Hello, I have an 8 gallon long tank with 3 danios, have some plants, rocks, driftwood, etc. They were in a smaller tank before (basically fish got dumped on us by a relative and I took them so they did just get flushed away). My hope was the 8 gallon tank I moved them into would chill out the aggressive one – but the alpha male just seems relentless. I believe there are 2 males and one female. One of them is a bully. It chases and harasses the other two where I think they are quite stressed. Especially the other male. I believe 3 is the max fish I can have in 8 gallon long tank, from the article the tank is already too small – but I cannot get anything bigger than what I have (me even taking the fish is a source of contention). Should I try to adopt out the bully? Or maybe add a couple more danios? I stay on top of regular water changes, gravel vac and have a hob filter. I know they like to chase each other – but it seems a bit much…
I think that, if you really don’t have the option to get a bigger tank, you should consider returning the fish to a fish store altogether and, perhaps, stock the tank with something that makes sense for both you and the fish.
Will 2 glofishes each of different colors but of the same species (either danio or tetra) still count as school? Or do they have to be 5-6 of the same color to be considered as a school?
Color shouldn’t be considered. At least I could not find any evidence that it played a role.
Hi there! Just new a real fish tank. We have a twenty gallon long. With a heater, bubble and filter. We have 5 neons, two bottom feeders, 3 pearl danios, and 2 blood tetras (they’re bigger).

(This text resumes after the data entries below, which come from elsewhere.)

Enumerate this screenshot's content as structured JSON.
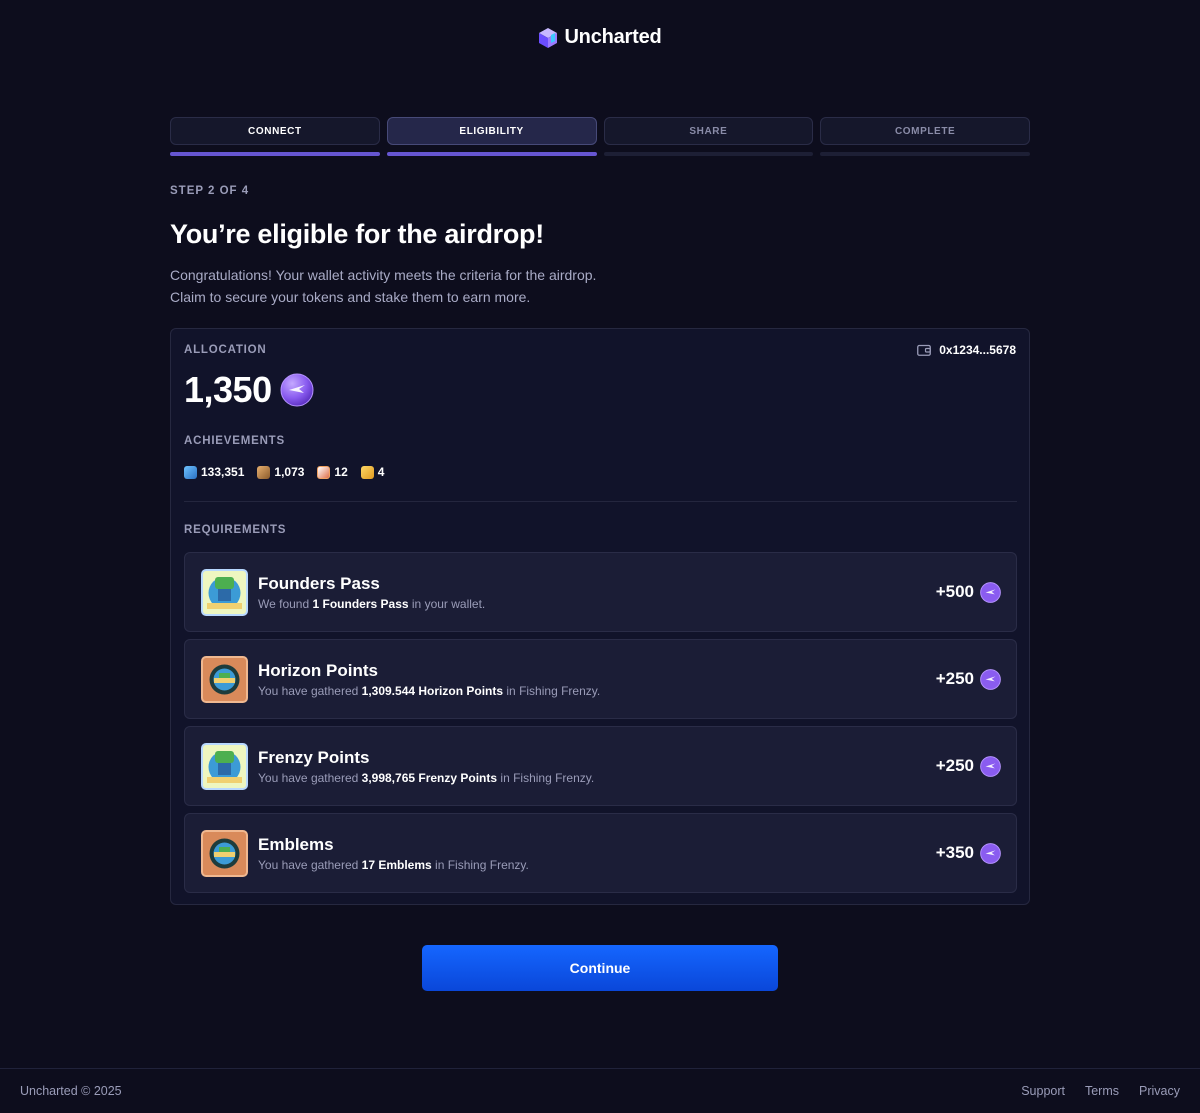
{
  "header": {
    "brand": "Uncharted",
    "logo_icon": "cube-logo-icon"
  },
  "stepper": {
    "steps": [
      {
        "label": "CONNECT",
        "state": "done"
      },
      {
        "label": "ELIGIBILITY",
        "state": "active"
      },
      {
        "label": "SHARE",
        "state": "pending"
      },
      {
        "label": "COMPLETE",
        "state": "pending"
      }
    ]
  },
  "intro": {
    "step_label": "STEP 2 OF 4",
    "title": "You’re eligible for the airdrop!",
    "subtitle_line1": "Congratulations! Your wallet activity meets the criteria for the airdrop.",
    "subtitle_line2": "Claim to secure your tokens and stake them to earn more."
  },
  "card": {
    "allocation_label": "ALLOCATION",
    "allocation_value": "1,350",
    "wallet_address": "0x1234...5678",
    "achievements_label": "ACHIEVEMENTS",
    "achievements": [
      {
        "value": "133,351",
        "icon": "fish-icon",
        "color": "#3a8fd6"
      },
      {
        "value": "1,073",
        "icon": "chest-icon",
        "color": "#c98a4a"
      },
      {
        "value": "12",
        "icon": "card-icon",
        "color": "#e0704a"
      },
      {
        "value": "4",
        "icon": "medal-icon",
        "color": "#f0b430"
      }
    ],
    "requirements_label": "REQUIREMENTS",
    "requirements": [
      {
        "title": "Founders Pass",
        "desc_pre": "We found",
        "desc_bold": "1 Founders Pass",
        "desc_post": "in your wallet.",
        "reward": "+500"
      },
      {
        "title": "Horizon Points",
        "desc_pre": "You have gathered",
        "desc_bold": "1,309.544 Horizon Points",
        "desc_post": "in Fishing Frenzy.",
        "reward": "+250"
      },
      {
        "title": "Frenzy Points",
        "desc_pre": "You have gathered",
        "desc_bold": "3,998,765 Frenzy Points",
        "desc_post": "in Fishing Frenzy.",
        "reward": "+250"
      },
      {
        "title": "Emblems",
        "desc_pre": "You have gathered",
        "desc_bold": "17 Emblems",
        "desc_post": "in Fishing Frenzy.",
        "reward": "+350"
      }
    ]
  },
  "actions": {
    "continue_label": "Continue"
  },
  "footer": {
    "copyright": "Uncharted © 2025",
    "links": [
      "Support",
      "Terms",
      "Privacy"
    ]
  },
  "colors": {
    "accent": "#6656d2",
    "button": "#1566ff",
    "background": "#0d0d1d",
    "token": "#8b5cf6"
  }
}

I have a male betta in a fish bowl in my bedroom. Can I add him to this tank?
And can I get any more fish to make a school for the danios?
I would not recommend adding the little guy to that tank. In my experience, this is a recipe for disaster, even if all fish involved are somewhat well-behaved.
Onto your second question – sure, add another 3 danios.
Also, did you mean bloodfin tetras by any chance? Bloodfin tetras are also schooling fish, but If you add more I’m sure you’ll be pushing it.
One final thing – celestial pearl danios do better in slightly colder temperatures than the other fish in your tank.
I hope this was helpful.
Thank you so much for this great article! We have 3 Glo Tetras in a 30 gal tank. We are moving next month out of state and our belongings will be in storage for 4 months while we wait for our new house to be built. I was thinking of getting a 10 gal tank to set up in our temporary lodging until the movers bring the aquarium with the rest of our furniture. We cannot fit it in our car. When we transport the fish we were going to use a 5 gal bucket with water from the old tank. It’s a 10 hour drive. Then we will set up the small 10 gal tank using that water when we get to our temporary lodging, slowly adding additional water. Any concerns with this plan? When we do get our 30 gal tank set up finally (in October time-frame) we want to add a few more fish to have a larger school!